__ACTIVITY__
List each line of the data in which the string "defecto" appears.

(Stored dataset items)
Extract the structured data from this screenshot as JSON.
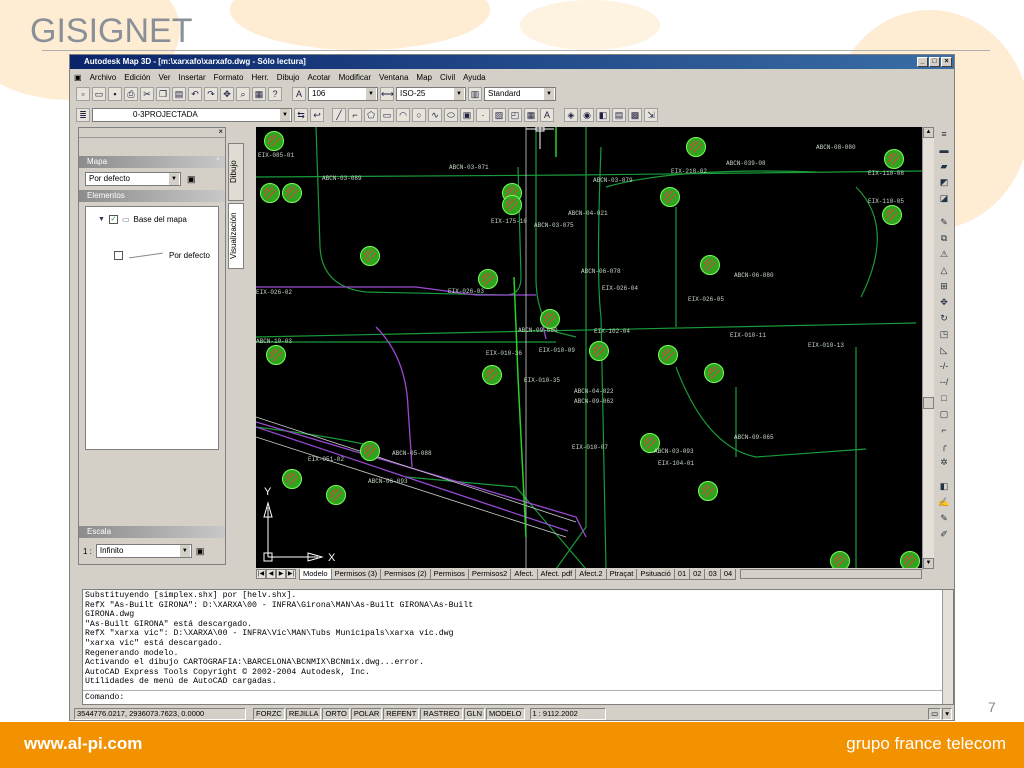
{
  "slide": {
    "title": "GISIGNET",
    "page_number": "7",
    "footer_left": "www.al-pi.com",
    "footer_right": "grupo france telecom",
    "accent_color": "#f39200"
  },
  "window": {
    "title": "Autodesk Map 3D - [m:\\xarxafo\\xarxafo.dwg - Sólo lectura]"
  },
  "menu": [
    "Archivo",
    "Edición",
    "Ver",
    "Insertar",
    "Formato",
    "Herr.",
    "Dibujo",
    "Acotar",
    "Modificar",
    "Ventana",
    "Map",
    "Civil",
    "Ayuda"
  ],
  "toolbar": {
    "text_style": "106",
    "dim_style": "ISO-25",
    "table_style": "Standard",
    "layer": "0-3PROJECTADA"
  },
  "palette": {
    "map_header": "Mapa",
    "map_select": "Por defecto",
    "elements_header": "Elementos",
    "tree_root": "Base del mapa",
    "tree_item": "Por defecto",
    "scale_header": "Escala",
    "scale_label": "1 :",
    "scale_value": "Infinito",
    "tab_dibujo": "Dibujo",
    "tab_visualizacion": "Visualización"
  },
  "drawing": {
    "labels": [
      "EIX-085-01",
      "ABCN-03-071",
      "ABCN-03-089",
      "ABCN-03-079",
      "EIX-218-02",
      "ABCN-039-08",
      "ABCN-08-080",
      "EIX-110-08",
      "EIX-175-10",
      "ABCN-04-021",
      "ABCN-03-075",
      "EIX-110-05",
      "ABCN-06-078",
      "ABCN-06-080",
      "EIX-026-03",
      "EIX-026-04",
      "EIX-026-05",
      "EIX-026-02",
      "ABCN-09-060",
      "EIX-102-04",
      "EIX-010-11",
      "EIX-010-13",
      "EIX-010-36",
      "EIX-010-09",
      "EIX-010-35",
      "ABCN-04-022",
      "ABCN-09-062",
      "EIX-010-07",
      "ABCN-09-065",
      "ABCN-03-093",
      "EIX-104-01",
      "EIX-051-02",
      "ABCN-05-088",
      "ABCN-06-093",
      "ABCN-10-03"
    ],
    "axis_y": "Y",
    "axis_x": "X"
  },
  "layout_tabs": [
    "Modelo",
    "Permisos (3)",
    "Permisos (2)",
    "Permisos",
    "Permisos2",
    "Afect.",
    "Afect. pdf",
    "Afect.2",
    "Ptraçat",
    "Psituació",
    "01",
    "02",
    "03",
    "04"
  ],
  "command_lines": [
    "Substituyendo [simplex.shx] por [helv.shx].",
    "RefX \"As-Built GIRONA\": D:\\XARXA\\00 - INFRA\\Girona\\MAN\\As-Built GIRONA\\As-Built",
    "GIRONA.dwg",
    "\"As-Built GIRONA\" está descargado.",
    "RefX \"xarxa vic\": D:\\XARXA\\00 - INFRA\\Vic\\MAN\\Tubs Municipals\\xarxa vic.dwg",
    "\"xarxa vic\" está descargado.",
    "Regenerando modelo.",
    "Activando el dibujo CARTOGRAFIA:\\BARCELONA\\BCNMIX\\BCNmix.dwg...error.",
    "AutoCAD Express Tools Copyright © 2002-2004 Autodesk, Inc.",
    "Utilidades de menú de AutoCAD cargadas."
  ],
  "command_prompt": "Comando:",
  "status": {
    "coords": "3544776.0217, 2936073.7623, 0.0000",
    "toggles": [
      "FORZC",
      "REJILLA",
      "ORTO",
      "POLAR",
      "REFENT",
      "RASTREO",
      "GLN",
      "MODELO"
    ],
    "scale": "1 : 9112.2002"
  }
}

__REPLY__
    "map_select": "Por defecto",
    "tree_item": "Por defecto",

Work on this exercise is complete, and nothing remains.